Every global city should have a landmark street they should be proud of.
The reason I write the following piece is the fact that for 2 days in a row Brigade Road has been hogging the front-page of this very newspaper. The first one was an article on how selfish, unscrupulous, ‘snake-like’ shop owners were transforming Bangalore’s favourite walkthrough (or so they said) into a serpentine footpath, by illegal encroachments, thereby constrictoring passage.
The next morning’s Mirror had images of that very road with frenzied brigades brandishing the tricolour, car stereos locking horns, delirious dancers, spraying beers, wiping the sweetshops out, and going completely berserk after Sreesanth held onto that catch (phew!) and had the Pakis Misbah a real whisker.
Which made me want to draw parallels (or antiparallels) to a landmark street in Barcelona, where we were on holiday, just last week.
La Rambla is arguably Spain’s most famous street and it is here that the local Herbies go bananas every time Ronaldinho or Messi take the home side FC Barcelona to a win or the La Liga premiership.
But I guess that’s where the parallels will have to be hemmed. Other than the fact that all the souvenir stores on the street belonged to some sort of Indian mafia and if you looked closely, most of the ‘I love Barcelona’ bags and tees (that sell upwards of 15 euros) were proudly ‘made in India’.
But let’s get back on the road again. I’m going to try and recreate (‘try’ being the very ambitious operative here) the magic and the vibrancy of that 1.2 km stretch (the walk between the two extremities could take anything from under 10 minutes to well over half a day) in the space allotted to me.

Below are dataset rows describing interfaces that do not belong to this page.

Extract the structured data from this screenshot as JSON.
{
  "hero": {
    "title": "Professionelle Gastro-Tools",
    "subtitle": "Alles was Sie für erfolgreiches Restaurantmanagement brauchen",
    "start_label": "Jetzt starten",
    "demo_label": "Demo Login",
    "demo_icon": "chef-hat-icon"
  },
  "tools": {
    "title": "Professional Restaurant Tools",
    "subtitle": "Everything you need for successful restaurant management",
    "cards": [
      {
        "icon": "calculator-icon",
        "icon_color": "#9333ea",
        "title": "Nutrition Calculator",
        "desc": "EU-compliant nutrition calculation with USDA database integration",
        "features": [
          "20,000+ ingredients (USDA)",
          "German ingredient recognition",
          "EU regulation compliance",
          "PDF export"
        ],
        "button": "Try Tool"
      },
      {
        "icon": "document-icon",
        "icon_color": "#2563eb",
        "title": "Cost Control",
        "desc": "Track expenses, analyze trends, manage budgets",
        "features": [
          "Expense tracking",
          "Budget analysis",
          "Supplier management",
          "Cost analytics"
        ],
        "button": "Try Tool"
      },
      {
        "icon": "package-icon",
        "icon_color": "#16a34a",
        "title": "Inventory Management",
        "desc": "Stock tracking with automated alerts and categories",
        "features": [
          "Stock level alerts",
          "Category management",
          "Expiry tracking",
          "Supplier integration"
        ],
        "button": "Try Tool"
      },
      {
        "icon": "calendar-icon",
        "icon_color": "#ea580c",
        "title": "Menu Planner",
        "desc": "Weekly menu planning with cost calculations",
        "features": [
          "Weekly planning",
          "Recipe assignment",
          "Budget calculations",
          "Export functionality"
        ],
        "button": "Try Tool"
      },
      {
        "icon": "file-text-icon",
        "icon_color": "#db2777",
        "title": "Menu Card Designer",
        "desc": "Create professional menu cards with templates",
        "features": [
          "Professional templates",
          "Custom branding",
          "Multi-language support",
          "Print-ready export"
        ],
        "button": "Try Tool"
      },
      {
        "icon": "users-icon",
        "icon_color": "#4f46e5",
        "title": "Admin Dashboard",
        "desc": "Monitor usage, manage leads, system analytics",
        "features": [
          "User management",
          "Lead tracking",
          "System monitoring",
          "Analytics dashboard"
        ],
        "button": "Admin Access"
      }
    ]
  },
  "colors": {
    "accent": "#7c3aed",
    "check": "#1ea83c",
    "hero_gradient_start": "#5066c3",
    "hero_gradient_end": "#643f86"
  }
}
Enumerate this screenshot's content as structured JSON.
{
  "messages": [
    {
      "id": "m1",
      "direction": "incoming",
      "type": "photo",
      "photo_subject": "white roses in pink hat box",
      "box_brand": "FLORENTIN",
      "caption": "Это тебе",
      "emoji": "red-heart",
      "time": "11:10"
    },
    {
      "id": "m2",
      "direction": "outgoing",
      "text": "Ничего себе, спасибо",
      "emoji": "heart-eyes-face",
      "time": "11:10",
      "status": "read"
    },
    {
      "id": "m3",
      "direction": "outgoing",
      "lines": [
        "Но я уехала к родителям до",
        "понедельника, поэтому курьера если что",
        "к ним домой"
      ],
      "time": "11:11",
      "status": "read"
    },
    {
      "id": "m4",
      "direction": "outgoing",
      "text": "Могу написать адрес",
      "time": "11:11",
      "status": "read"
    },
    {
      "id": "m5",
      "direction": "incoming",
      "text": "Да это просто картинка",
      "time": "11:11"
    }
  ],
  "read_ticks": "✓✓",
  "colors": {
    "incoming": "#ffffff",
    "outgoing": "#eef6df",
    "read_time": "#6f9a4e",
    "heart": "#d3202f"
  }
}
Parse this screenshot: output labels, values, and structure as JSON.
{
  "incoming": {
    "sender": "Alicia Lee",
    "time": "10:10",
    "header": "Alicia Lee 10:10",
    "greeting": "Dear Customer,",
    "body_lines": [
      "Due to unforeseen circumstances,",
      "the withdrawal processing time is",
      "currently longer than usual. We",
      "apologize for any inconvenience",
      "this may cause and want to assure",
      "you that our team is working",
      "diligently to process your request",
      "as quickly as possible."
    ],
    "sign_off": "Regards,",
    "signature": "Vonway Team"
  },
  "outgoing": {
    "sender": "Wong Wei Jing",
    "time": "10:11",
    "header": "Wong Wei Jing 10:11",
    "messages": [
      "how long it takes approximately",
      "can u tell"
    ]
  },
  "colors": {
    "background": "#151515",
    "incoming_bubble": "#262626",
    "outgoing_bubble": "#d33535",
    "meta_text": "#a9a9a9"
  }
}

An inconspicuous drinking fount marked the top of the walkthrough and legend has it that anyone who drank from it would revisit Barcelona. No guessing then, that I drank a bladderful. A Mexican mariachi 10-piece band was doing their stuff, passing their sombreros around after having got a large crowd singing along. Musicians of all genres demarcated areas as their stage; from flamenco to Latin jazz to even someone who played Bach on soprano sax. One stopped by, listened to a couple of tunes, dropped a coin or two (or, if you really, really liked them, bought one of their CDs) and moved on.
The elaborate human statues that allowed the tourists photo-ops were most amusing. From spitting images of Ronaldinho and Caesar, to over-the-top, bizarre ones like someone who resembled big mama’s house (complete with 54DDs in an inflatable bodysuit) to flamenco dancers, to mewing Mr. Mistoffelees hiding in a garbage can, to another, that took that Eiffel 65 song a little too seriously and painted himself head to toe in blue paint. A tad better and way more imaginative than our shoddy-bandage-daubed-with-red-paint-groping-beggars that we find this side of the Mediterranean.
One then passed La Rambla dels ocells and La Rambla de les flors (the twittering bird and the gorgeous flower market) before stopping at the Mercat Boqueria, arguably one of the best-stocked and most colourful produce markets in Europe.
The Gran Teatre del Liceu, the city’s monumental opera house (built in 1847 but still maintained in all its splendour) came next and we were really fortunate to catch a flamenco rendition of the opera Carmen. But I’m digressing and la rambling again.
Getting back on La Rambla, you could take your Picasso from an endless range of artists that lined the walkway, to have your caricature / portrait done, or you could step into the Museu de l’Erotica out of curiosity like I did (only to curse that 80% of what they had on display were works from the Kamasutra) or one could reach the bottom end of La Rambla near the waterfront where it got seedier with the strip clubs and peep shows.
But my favorite part of this street (and we were really lucky to have found a room that overlooked all this buzz) was the fact that you could just sit by at any of the street cafes order a jug of sangria and some tapas and watch the world go by.
I can only fantasize (one of the few fantasies of mine that actually can go into print) that there will come a day when Brigade Road and Church Street will become iconic like this. Till then we will just have to put up with everybody’s snake-like ways.